COTABATO CITY—Representatives of the Autonomous Region in Muslim Mindanao (BARMM) have joined a Bangsamoro peace conference hosted here Tuesday by the United States Institute of Peace (USIP), in partnership with the Strategic Communications and Capacity Building (SCCB) Project in the Philippines.
Brian Harding, senior expert for USIP Southeast, said the peace process is an essential issue, not only for the people of the BARMM and the Philippines, but also for the rest of the world, including the United States.
USIP was established by the U.S. Congress in 1984 as an independent federal institution devoted to the nonviolent prevention and mitigation of deadly conflict in other nations. It supports peace education and efforts in convening initiative on reconciliation, transitional justice, religion, peace-building, and other key issues.
In a statement read for him by Minister Sha Elijah Dumama-Alba, BARMM chief minister Ahod Ebrahim underscored the importance of the USIP officials’ visit to BARMM, and their interest on the Bangsamoro narrative “brings fresh hopes to valuable peace engagements in the region.”
“We are taking this opportunity to introduce examples of work which the USIP has done around the world to support peace and to see their experiences that would be valuable for the BARMM,” Harding said. Nash B, Maulana
Harding said the world needs more “peace-building success stories” like the peace process along the track of the Comprehensive Agreement on the Bangsamoro (CAB) between the government of the Philippines and the Moro Islamic Liberation Front (MILF).

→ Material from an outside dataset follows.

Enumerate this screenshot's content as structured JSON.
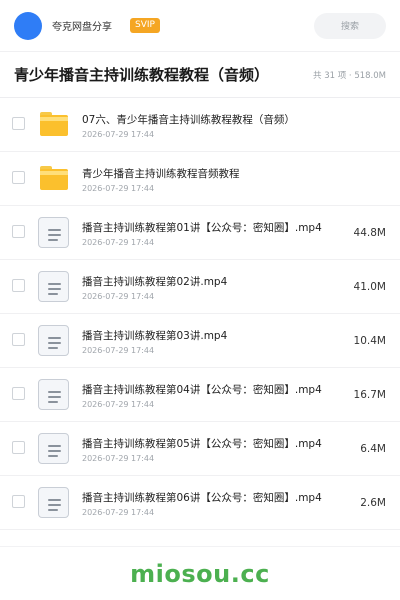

“As we lay the foundation for a new era in the Bangsamoro through the implementation of our peace agreements with the government of the Philippines, we call on our people to summon their strength and courage to stand together as one people aspiring for one goal, that of genuine peace and justice for all,” Ebrahim said.
“On the part of the MILF, we do not only concern ourselves with our personal destinies, but more importantly, the destiny and the future of the Bangsamoro people, and we must continue to tread the difficult path—the path of personal sacrifice and the burden of ensuring the future of our people,” Ebrahim added.
He said the MILF is effectively transitioning to its evolution into a social movement, with service delivery at its core. “From fortification of camps with arms, we now venture into the development of our communities with new sets of learned skills, using the transition period to transform from a revolutionary mindset into enabling leaders and managers in the government,” Ebrahim said.
Ebrahim also paid tribute to his late predecessor, saying; “We have produced some of the great-hearted fighters in this part of the world and the great revolutionaries of our century, the most recent of them, the late Sheikh Salamat Hashim.”
It can be recalled that Hashim in 2003 wrote the U.S. government (addressed to then President George W. Bush, and the Department of State) “to help correct the historical injustices done on the Moro people.” President Bush acknowledged the letter in his address to the Philippine Congress during his state visit in Manila on May 19, 2003.
The peace conference was also attended by Marjanie Macasalong of Bangsamoro Youth Commission, Deputy Minister Atty. Haron Meling of Ministry of Basic, Higher, and Technical Education, chief of Macro-Economic Planning Division Camella De Vera-Dacanay of Bangsamoro Planning and Development Authority, peace program officer Sittie Janine Gamao of the Ministry of Public Safety and Order, and executive director Ameen Andrew Alonto of the Bangsamoro Information Office.
Also in the USIP team were director of gender policy and strategy Dr. Kathleen Kuehnast, senior expert-reconciliation Dr. Carl Stauffer, Myanmar country director Jason Tower, program specialist of Myanmar and Southeast Asia Gabriela Sagun, and Dr. Haroro Ingram, SCCB coordinator.